Doctors often have to make decisions about the care patients who are unwell and likely to die in the near future. The GMC has published written guidelines for doctors who have to make decisions about end of life care and the withdrawal of treatment. The guidelines should be read in conjunction with local hospital and hospice policies and must be compliant with national law and policy. Doctors also need to be familiar with the legal concept known as the ‘Doctrine of Double Effect’, when prescribing drugs for pain-relief and comfort, that may also inadvertently hasten death. Any decision that a doctor makes must be lawful, otherwise they are likely to face criminal charges and GMC disciplinary proceedings.
The Liverpool Care Pathway (LCP) has been a particularly useful resource for clinicians involved in making a patient comfortable in their last weeks, days and hours of life, as it has come about through consultation and peer review. The pathway provides guidance to doctors about the provision of palliative care, including drug administration, hydration, and nutrition. The pathway or a variation of it has been adopted by the majority of hospitals and hospices across the UK. This pathway is currently under review, however, due to concerns that patients have been placed on it when they were not moribund.
An especially controversial area of concern for patients is where doctors make a decision that a patient is not for resuscitation. Before recording or making a “Do Not Resuscitate” directive, doctors need to make sure that they follow the appropriate protocol, taking into account the patient’s wishes if they have capacity, or arriving at a best interests decision by ensuring they take all relevant evidence and opinions into account (including those of family members and multidisciplinary colleagues, where appropriate). National guidance from the Resuscitation Council is available to aid doctors in coming to a reasoned and ethical decision. A doctor’s rationale should be properly recorded in notes and the decision should be kept under review.
To view some of the relevant documents and Decision Making Tools, visit the following (external) links:
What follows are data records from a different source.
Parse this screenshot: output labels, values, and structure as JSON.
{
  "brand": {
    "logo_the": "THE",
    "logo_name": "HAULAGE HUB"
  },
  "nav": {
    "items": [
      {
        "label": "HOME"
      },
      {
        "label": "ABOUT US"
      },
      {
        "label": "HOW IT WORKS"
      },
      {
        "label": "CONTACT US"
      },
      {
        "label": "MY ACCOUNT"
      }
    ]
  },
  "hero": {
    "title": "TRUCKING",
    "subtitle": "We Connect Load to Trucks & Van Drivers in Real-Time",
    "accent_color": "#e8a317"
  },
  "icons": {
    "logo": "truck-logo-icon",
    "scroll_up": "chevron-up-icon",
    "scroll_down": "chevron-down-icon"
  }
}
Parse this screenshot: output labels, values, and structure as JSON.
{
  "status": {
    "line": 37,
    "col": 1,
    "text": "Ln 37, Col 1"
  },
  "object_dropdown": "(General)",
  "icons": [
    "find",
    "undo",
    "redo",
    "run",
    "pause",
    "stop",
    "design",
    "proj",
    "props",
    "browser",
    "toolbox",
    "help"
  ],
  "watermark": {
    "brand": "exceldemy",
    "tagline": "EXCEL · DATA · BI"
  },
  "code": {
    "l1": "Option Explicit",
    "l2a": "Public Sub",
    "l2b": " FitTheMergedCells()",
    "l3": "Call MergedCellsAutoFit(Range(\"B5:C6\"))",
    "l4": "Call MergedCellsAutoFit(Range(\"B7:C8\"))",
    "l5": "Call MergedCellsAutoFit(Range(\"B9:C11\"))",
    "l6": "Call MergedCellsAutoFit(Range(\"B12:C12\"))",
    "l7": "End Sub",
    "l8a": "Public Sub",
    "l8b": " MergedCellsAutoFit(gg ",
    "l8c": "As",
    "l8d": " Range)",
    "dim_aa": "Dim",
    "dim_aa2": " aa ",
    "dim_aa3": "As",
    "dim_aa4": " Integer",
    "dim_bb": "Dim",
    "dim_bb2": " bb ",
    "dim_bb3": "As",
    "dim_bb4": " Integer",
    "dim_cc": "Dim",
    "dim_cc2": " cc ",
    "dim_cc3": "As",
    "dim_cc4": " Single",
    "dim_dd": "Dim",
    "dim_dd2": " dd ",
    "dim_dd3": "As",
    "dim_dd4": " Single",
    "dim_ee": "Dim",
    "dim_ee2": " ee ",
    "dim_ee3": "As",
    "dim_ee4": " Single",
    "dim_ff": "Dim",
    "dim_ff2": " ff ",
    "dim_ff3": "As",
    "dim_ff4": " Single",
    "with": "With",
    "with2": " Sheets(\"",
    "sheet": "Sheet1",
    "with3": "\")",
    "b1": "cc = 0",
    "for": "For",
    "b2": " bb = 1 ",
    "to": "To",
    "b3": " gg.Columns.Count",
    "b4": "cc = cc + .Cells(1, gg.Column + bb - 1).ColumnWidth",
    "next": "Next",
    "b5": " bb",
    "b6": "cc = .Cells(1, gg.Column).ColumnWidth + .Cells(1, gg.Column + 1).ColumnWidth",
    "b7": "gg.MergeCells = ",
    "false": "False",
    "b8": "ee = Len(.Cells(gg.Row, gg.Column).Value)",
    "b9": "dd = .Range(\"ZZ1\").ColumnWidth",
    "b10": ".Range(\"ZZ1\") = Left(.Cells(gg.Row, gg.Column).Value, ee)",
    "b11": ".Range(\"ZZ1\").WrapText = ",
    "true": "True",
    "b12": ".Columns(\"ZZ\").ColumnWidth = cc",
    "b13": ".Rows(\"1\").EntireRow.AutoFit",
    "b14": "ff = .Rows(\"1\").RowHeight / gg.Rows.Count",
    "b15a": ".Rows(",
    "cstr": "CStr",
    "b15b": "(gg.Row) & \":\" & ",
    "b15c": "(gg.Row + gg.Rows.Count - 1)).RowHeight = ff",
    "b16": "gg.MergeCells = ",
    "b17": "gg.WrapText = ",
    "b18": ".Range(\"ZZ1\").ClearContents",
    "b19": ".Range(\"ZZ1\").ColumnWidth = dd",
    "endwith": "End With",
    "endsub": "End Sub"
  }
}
Marie Curie Guidance on Liverpool Care Pathway (Marie Curie)
Guidance on “Do Not Resuscitate” Directives (Resuscitation Council Guidance)
Glossary of Terms Used in End of Life Care (GMC Publication)
Resuscitation Guidelines – How to Resuscitate (Resuscitation Council Guidance)
Palliative care decisions can on occasions be controversial and misunderstood by colleagues, patients and families. Newspapers, too, will critically focus on whether doctors get things right and whether families of the terminally ill are properly involved in the end of life care (see for example a Telegraph Article on the Liverpool Care Pathway). It is especially important for a doctor to take into account the opinions of others, when making best-interest decisions for those patients who lack capacity, and to keep good records of what is decided and how a decision is reached. On occasions, the courts may become involved with supervising and adjudicating on a doctor’s decision that relates to care and treatment of an adult or child, where there is disagreement or the court’s opinion is sought.
Where doctors make a significant error of judgment relating to end of life care, their motives will generally be examined at a GMC fitness to practise hearing, held in public. Past GMC end of life cases include: GMC v Dr Iain Kerr who was given a six month Order of Suspension from the Register for his role in prescribing a drug to an elderly patient that was not clinically justified and which was likely to be used by the patient to end her own life.
The following cases are illustrations of how the courts assesses poor prognosis and quality of life, when adjudicating on the lawfulness of the approach of doctors to dying patients. The case law provides some useful guidance.
Doctors Defence Service provides Legal Advice and Guidance to Doctors who wish to clarify the legal basis for a decision they have made or intend to make. At Doctors Defence Service, we have lawyers who are trained in medical law, and lawyers who are clinically qualified – who have practised in the NHS and in private practice. Our lawyers can help doctors to better understand the current legal framework on end of life decisions and the minimum standards expected of a doctor. Our lawyers can also represent doctors in criminal and regulatory proceedings related to end of life care. Call us on: 0800 10 88 739 for more details of our legal advice services, or use our Contact Form.